When the 12-week culinary classes began in July 2018, Luiz was fearful of failure, but dove in anyway. “The kitchen for me?” he thought. In fact, he had no expectations; he only wanted to finish the class. Those thoughts seemed to change pretty quickly, however. “Once you figure it out…it was just going to be a win-win…I never thought of myself as a chef. But I’m thinking about my future…a wife and kids, my mom.”


“He’s always willing to help out….a team Free Culinary Training Program Student Luiz and Chef Esteban Torres on Graduation Day at Pathlight Kitchenplayer,” says Chef Esteban Torres about Luiz, of whom he is very proud. “He was so grateful for the class that Luiz and Esteban edited2 he stayed to mop and take out the trash. He never says ‘no.’ It (the kitchen) wasn’t his interest in the beginning. Little by little, he started feeling more confident, involved and interested. I enjoyed seeing him get a job.”


As a stroke of luck would have it, Luiz’s culinary program graduation, his loss of the go-kart job and an opening for a prep cook in a good restaurant collided within two weeks of each other (and his birthday). “I was freaking out! Everything just fell from the sky. The timing was perfect.” He’s been working at the restaurant ever since and is in high demand for extra hours because of his knowledge and work ethic. “It’s great to be in the kitchen; that’s where you start; that’s how you progress; and I’m learning.”


Now that he’s on a career path, Luiz has encouragement for others. “I wish more people would find the opportunity. First of all, it’s free. What a great opportunity here; there’s great structure…there’s so much here. In Brazil, this would be an expensive school. Learning to cook only improves your life…makes you more independent. It’s a solid career…an industry that’s been going forever. We’re here to learn what’s right, so you can do it and tell others how to do it.”

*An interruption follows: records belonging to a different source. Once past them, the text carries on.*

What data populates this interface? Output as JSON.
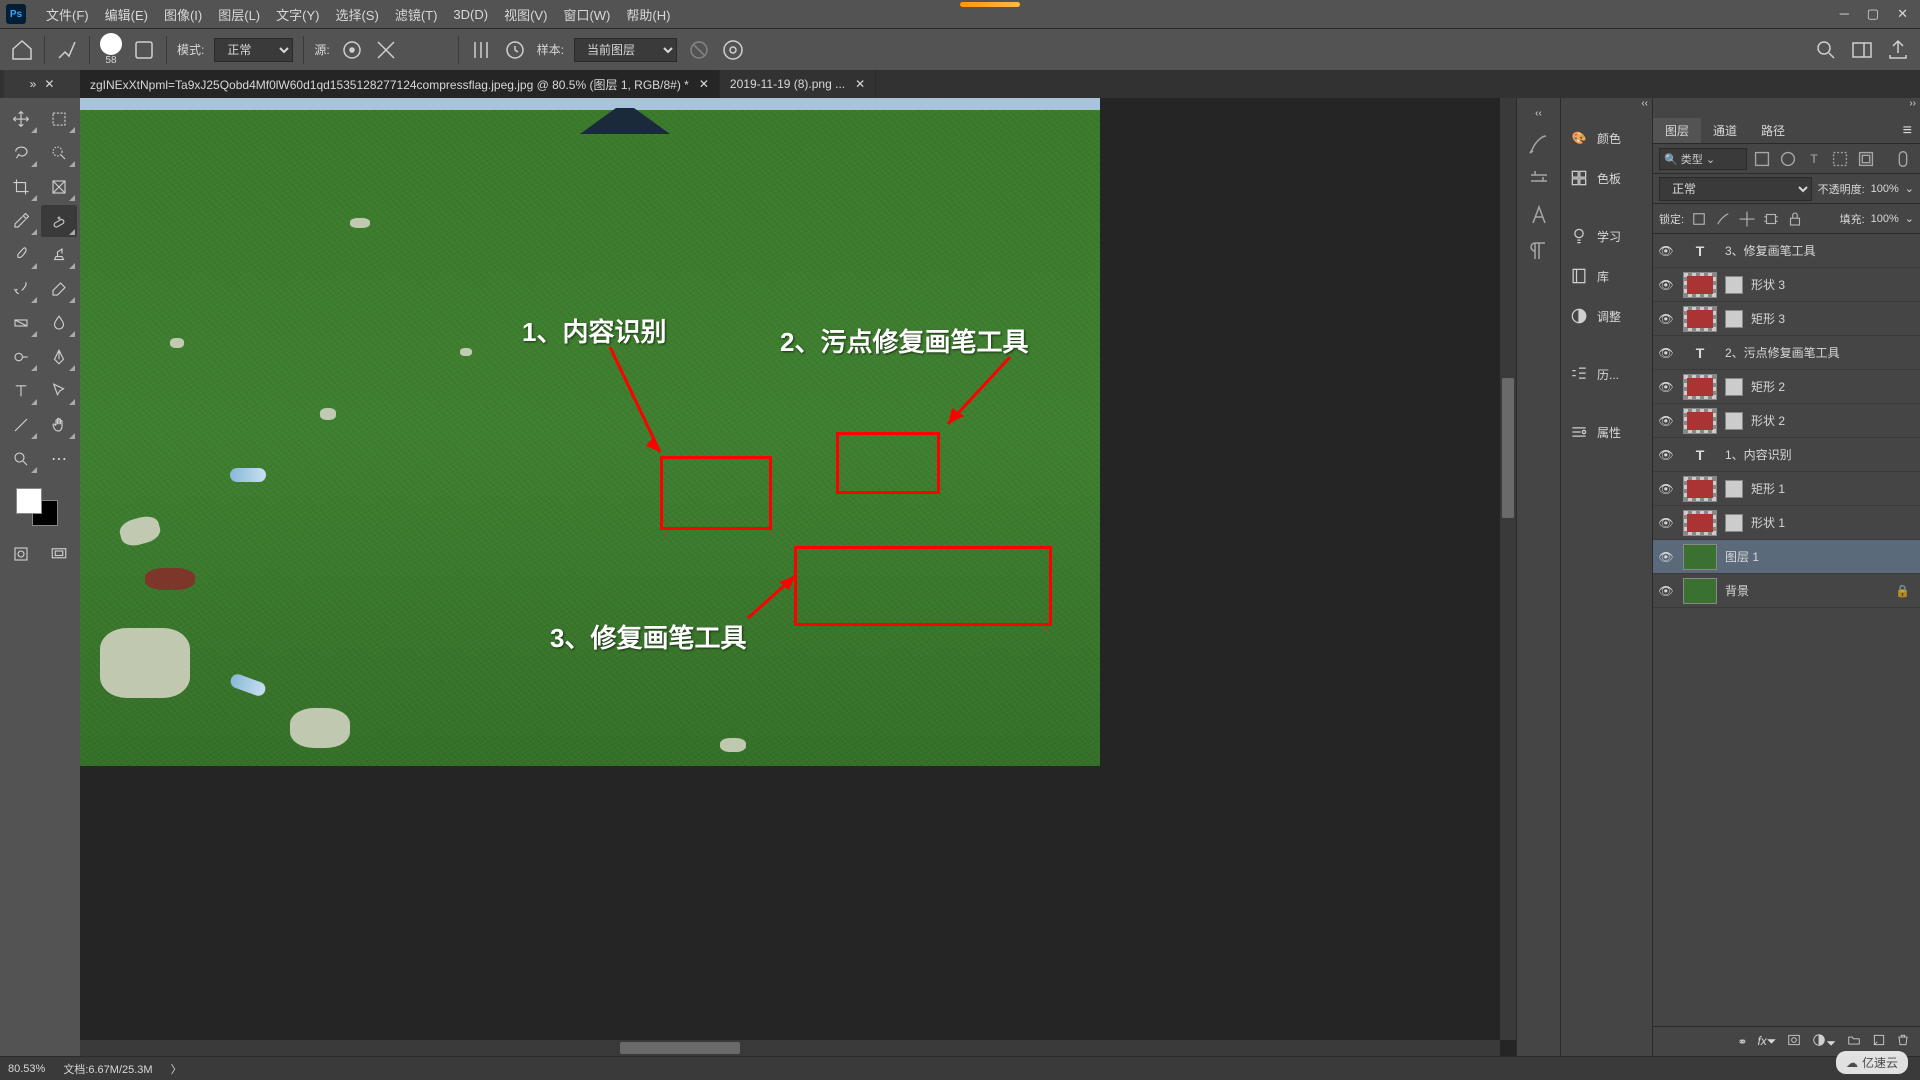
{
  "app": {
    "logo": "Ps"
  },
  "menu": {
    "file": "文件(F)",
    "edit": "编辑(E)",
    "image": "图像(I)",
    "layer": "图层(L)",
    "type": "文字(Y)",
    "select": "选择(S)",
    "filter": "滤镜(T)",
    "threeD": "3D(D)",
    "view": "视图(V)",
    "window": "窗口(W)",
    "help": "帮助(H)"
  },
  "options": {
    "brush_size": "58",
    "mode_label": "模式:",
    "mode_value": "正常",
    "source_label": "源:",
    "sample_label": "样本:",
    "sample_value": "当前图层"
  },
  "tabs": {
    "active": "zgINExXtNpml=Ta9xJ25Qobd4Mf0lW60d1qd1535128277124compressflag.jpeg.jpg  @  80.5%  (图层 1, RGB/8#) *",
    "inactive": "2019-11-19 (8).png ..."
  },
  "annotations": {
    "a1": "1、内容识别",
    "a2": "2、污点修复画笔工具",
    "a3": "3、修复画笔工具"
  },
  "collapsed_panels": {
    "color": "颜色",
    "swatches": "色板",
    "learn": "学习",
    "libraries": "库",
    "adjustments": "调整",
    "history": "历...",
    "properties": "属性"
  },
  "layers_panel": {
    "tab_layers": "图层",
    "tab_channels": "通道",
    "tab_paths": "路径",
    "filter_kind": "类型",
    "blend_mode": "正常",
    "opacity_label": "不透明度:",
    "opacity_value": "100%",
    "lock_label": "锁定:",
    "fill_label": "填充:",
    "fill_value": "100%",
    "layers": [
      {
        "name": "3、修复画笔工具",
        "type": "text"
      },
      {
        "name": "形状 3",
        "type": "shape"
      },
      {
        "name": "矩形 3",
        "type": "shape"
      },
      {
        "name": "2、污点修复画笔工具",
        "type": "text"
      },
      {
        "name": "矩形 2",
        "type": "shape"
      },
      {
        "name": "形状 2",
        "type": "shape"
      },
      {
        "name": "1、内容识别",
        "type": "text"
      },
      {
        "name": "矩形 1",
        "type": "shape"
      },
      {
        "name": "形状 1",
        "type": "shape"
      },
      {
        "name": "图层 1",
        "type": "image",
        "selected": true
      },
      {
        "name": "背景",
        "type": "image",
        "locked": true
      }
    ]
  },
  "status": {
    "zoom": "80.53%",
    "doc": "文档:6.67M/25.3M"
  },
  "watermark": "亿速云"
}
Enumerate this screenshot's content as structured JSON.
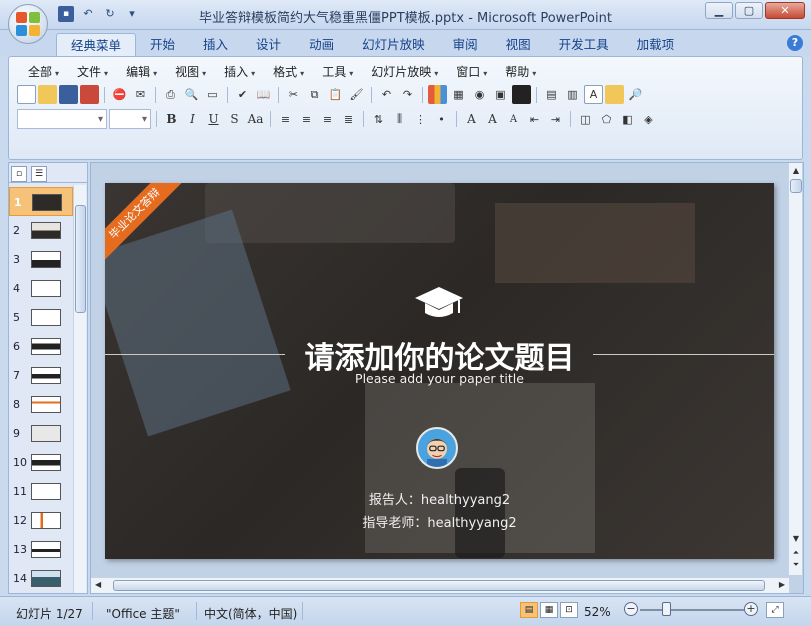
{
  "window": {
    "title": "毕业答辩模板简约大气稳重黑僵PPT模板.pptx - Microsoft PowerPoint",
    "controls": [
      "minimize",
      "maximize",
      "close"
    ]
  },
  "ribbon_tabs": [
    {
      "label": "经典菜单",
      "active": true
    },
    {
      "label": "开始"
    },
    {
      "label": "插入"
    },
    {
      "label": "设计"
    },
    {
      "label": "动画"
    },
    {
      "label": "幻灯片放映"
    },
    {
      "label": "审阅"
    },
    {
      "label": "视图"
    },
    {
      "label": "开发工具"
    },
    {
      "label": "加载项"
    }
  ],
  "classic_menu": [
    "全部",
    "文件",
    "编辑",
    "视图",
    "插入",
    "格式",
    "工具",
    "幻灯片放映",
    "窗口",
    "帮助"
  ],
  "slides_pane": {
    "numbers": [
      "1",
      "2",
      "3",
      "4",
      "5",
      "6",
      "7",
      "8",
      "9",
      "10",
      "11",
      "12",
      "13",
      "14"
    ],
    "selected": "1"
  },
  "slide": {
    "banner": "毕业论文答辩",
    "title": "请添加你的论文题目",
    "subtitle": "Please add your paper title",
    "reporter": "报告人：healthyyang2",
    "advisor": "指导老师：healthyyang2"
  },
  "status": {
    "slide_counter": "幻灯片 1/27",
    "theme": "\"Office 主题\"",
    "language": "中文(简体，中国)",
    "zoom": "52%"
  },
  "colors": {
    "accent_orange": "#e56b1f",
    "ribbon_blue": "#15428b"
  }
}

“The fact that I was able to get a (good) job and am finally able to pay for things…it’s a career!” That realization seems to have provided some breathing space for other creative pursuits, such as creating unique furniture and art display structures from pallets, computer programming, and singing in the Bach Choir.


We know this young man is on the right path to a bright future and we’re happy to have shed a light!